I’m finally in my new place. Not settled, since there’s still so much to unpack and have set up, but I’m here and all my stuff is here, too. Too much stuff, but it’s all mine and in the same general vicinity of me. I can sort through it at my leisure and begin the process of “dump, donate, sell”. First things first: rest up and begin serious healing as I drop the last vestiges of the stresses from these past few years. I’ve been hankering for a simpler life for as long as I can remember. A life centered around the home, nature, wildcrafting and growing herbs and a garden that produces most of my food – easy enough as a plant muncher, since I won’t need to allot any space to animals other than my dog. Hobbit’s away at a friend’s house while we tend to fixing the fence here, but it’s crazy lonely without him. I can’t imagine not having a dog for company, no matter how much I may fantasize a life with no companion animals at all. Walks aren’t as much fun without a dog and hikes even less so.
Tonight, I’m making pea soup. I love pea soup! I figured I’d try out the new pressure cooker. I still have my old one, but it no longer is useful as a pressure cooker since the lock thingie got sacrificed to the gas stove gods.
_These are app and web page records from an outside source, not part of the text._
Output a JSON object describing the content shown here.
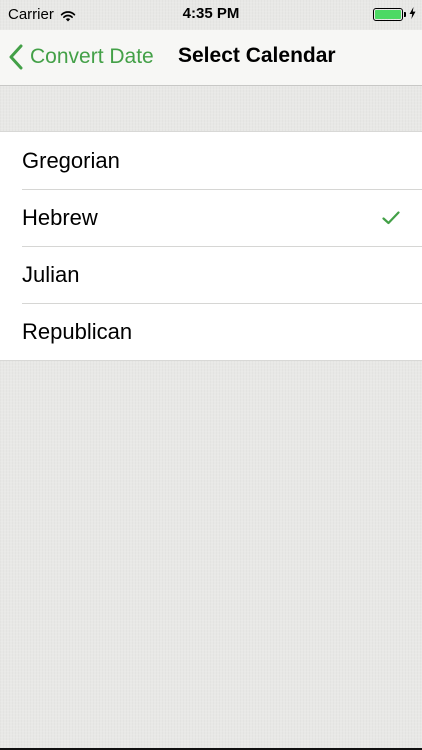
{
  "status_bar": {
    "carrier": "Carrier",
    "time": "4:35 PM",
    "wifi_icon": "wifi-icon",
    "battery_icon": "battery-icon",
    "battery_level": 1.0,
    "charging_icon": "bolt-icon"
  },
  "nav": {
    "back_label": "Convert Date",
    "back_icon": "chevron-left-icon",
    "title": "Select Calendar"
  },
  "calendars": {
    "items": [
      {
        "label": "Gregorian",
        "selected": false
      },
      {
        "label": "Hebrew",
        "selected": true
      },
      {
        "label": "Julian",
        "selected": false
      },
      {
        "label": "Republican",
        "selected": false
      }
    ]
  },
  "colors": {
    "accent": "#43a047",
    "battery": "#4cd964",
    "background": "#e8e8e6"
  }
}
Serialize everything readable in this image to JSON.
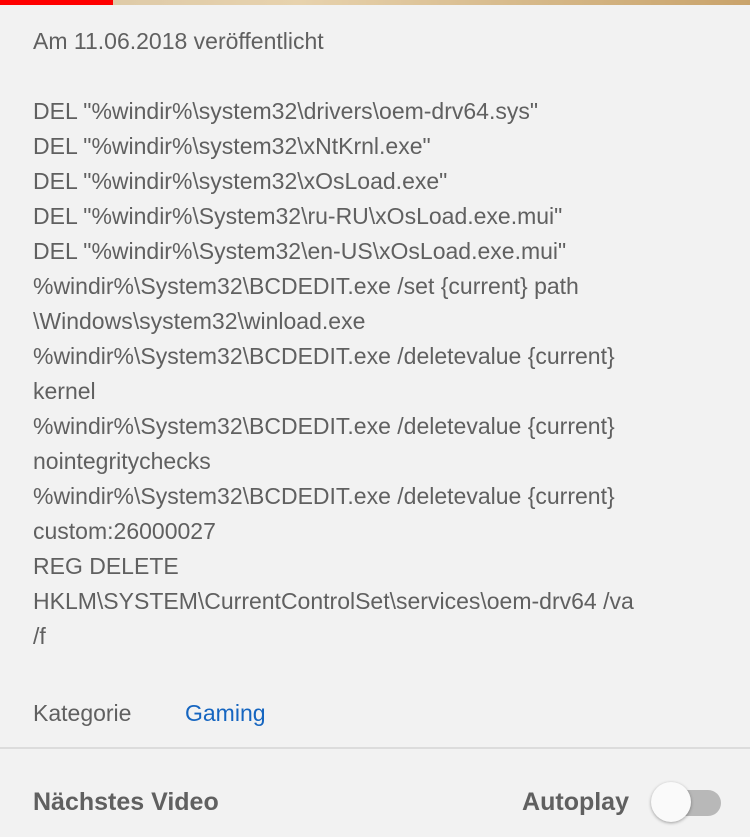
{
  "video": {
    "playback_progress_percent": 15
  },
  "published": "Am 11.06.2018 veröffentlicht",
  "description_lines": [
    "DEL \"%windir%\\system32\\drivers\\oem-drv64.sys\"",
    "DEL \"%windir%\\system32\\xNtKrnl.exe\"",
    "DEL \"%windir%\\system32\\xOsLoad.exe\"",
    "DEL \"%windir%\\System32\\ru-RU\\xOsLoad.exe.mui\"",
    "DEL \"%windir%\\System32\\en-US\\xOsLoad.exe.mui\"",
    "%windir%\\System32\\BCDEDIT.exe /set {current} path",
    "\\Windows\\system32\\winload.exe",
    "%windir%\\System32\\BCDEDIT.exe /deletevalue {current}",
    "kernel",
    "%windir%\\System32\\BCDEDIT.exe /deletevalue {current}",
    "nointegritychecks",
    "%windir%\\System32\\BCDEDIT.exe /deletevalue {current}",
    "custom:26000027",
    "REG DELETE",
    "HKLM\\SYSTEM\\CurrentControlSet\\services\\oem-drv64 /va",
    "/f"
  ],
  "category": {
    "label": "Kategorie",
    "value": "Gaming"
  },
  "next": {
    "title": "Nächstes Video",
    "autoplay_label": "Autoplay",
    "autoplay_on": false
  }
}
Melted it clear off while we were trying to figure out how best to use a gas stove. It had been awhile since any of us had used one. The new place has a gas stove, too! Lucky for us, we already are used to it, though Adraic checked the new pot to make sure it didn’t have any exposed, meltable parts.
I kept trying to keep the stove clean while the split peas morph into proper pea soup, but alas, it’s a lost cause. I’m surprised there’s any water left in with the peas, so much of it seems to have made its way outside the pot. But sure enough, when I let the pot cool down and open the lid, it looks like hardly any water’s boiled out at all. I guess it’s just marking territory or something. “Mweh-HEH! This stove is MY turf, ya see? Don’t you rice or lentils go gettin’ any ideas!” But, that’s peas for you. At least I can add the carrots and potatoes for some seriously yummy soup later once they’ve turned to mush. Or perhaps just before. Potato chunks can take their own sweet time cooking thoroughly, not that carrot suns* are all that speedy, either.
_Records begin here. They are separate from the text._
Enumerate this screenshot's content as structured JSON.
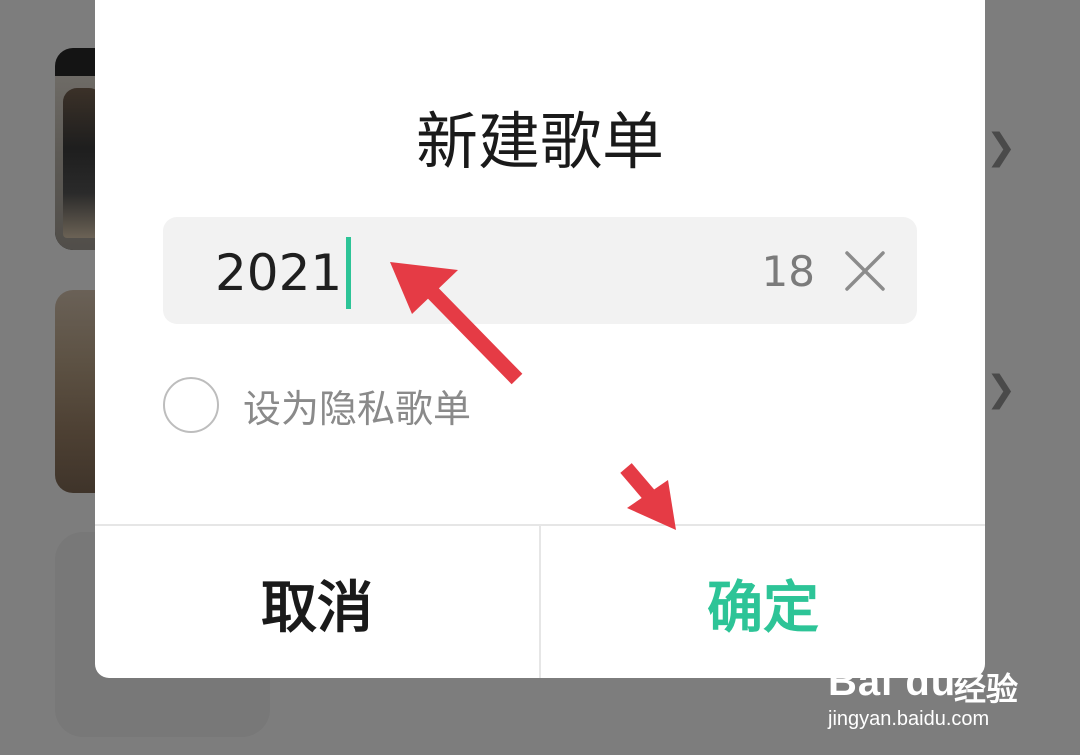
{
  "dialog": {
    "title": "新建歌单",
    "name_field": {
      "value": "2021",
      "char_count": "18"
    },
    "privacy_label": "设为隐私歌单",
    "privacy_checked": false,
    "cancel_label": "取消",
    "confirm_label": "确定"
  },
  "colors": {
    "accent": "#2dc497",
    "annotation_arrow": "#e53b45",
    "overlay": "#7d7d7d"
  },
  "icons": {
    "clear": "close-icon",
    "list_chevron": "chevron-right-icon"
  },
  "watermark": {
    "logo": "Bai du",
    "logo_cn": "经验",
    "url": "jingyan.baidu.com"
  }
}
One thing I’m happily getting used to is the quiet. It’s incredibly quiet here! I hadn’t realized just how grating the noise of the city could be until I left it. I’ve slept better here than I have in years. I am a little surprised that I miss town, but I’m okay with that. Here is where I am at the moment, where God has chosen to put me for the time being. I’ve only been here for a few days; I grew up in cities and suburbs. No matter how much I love the country, cities will always feel familiar. That and they’re incredibly convenient places to live. But I really don’t mind the inconvenience of the hills. It’s beautiful and rejuvenating and comforting in ways town life could never be. Silence wraps, envelops and permeates everything and presses against my skin even when I’m indoors. Here is where I truly begin to live.
*carrot suns – what I call carrots sliced crosswise, either full rounds or halves; they look like tiny little suns. My kids thought this was the coolest thing when they were little. They also liked finding the star in the center of their apple and the funny faces the lights on cars make.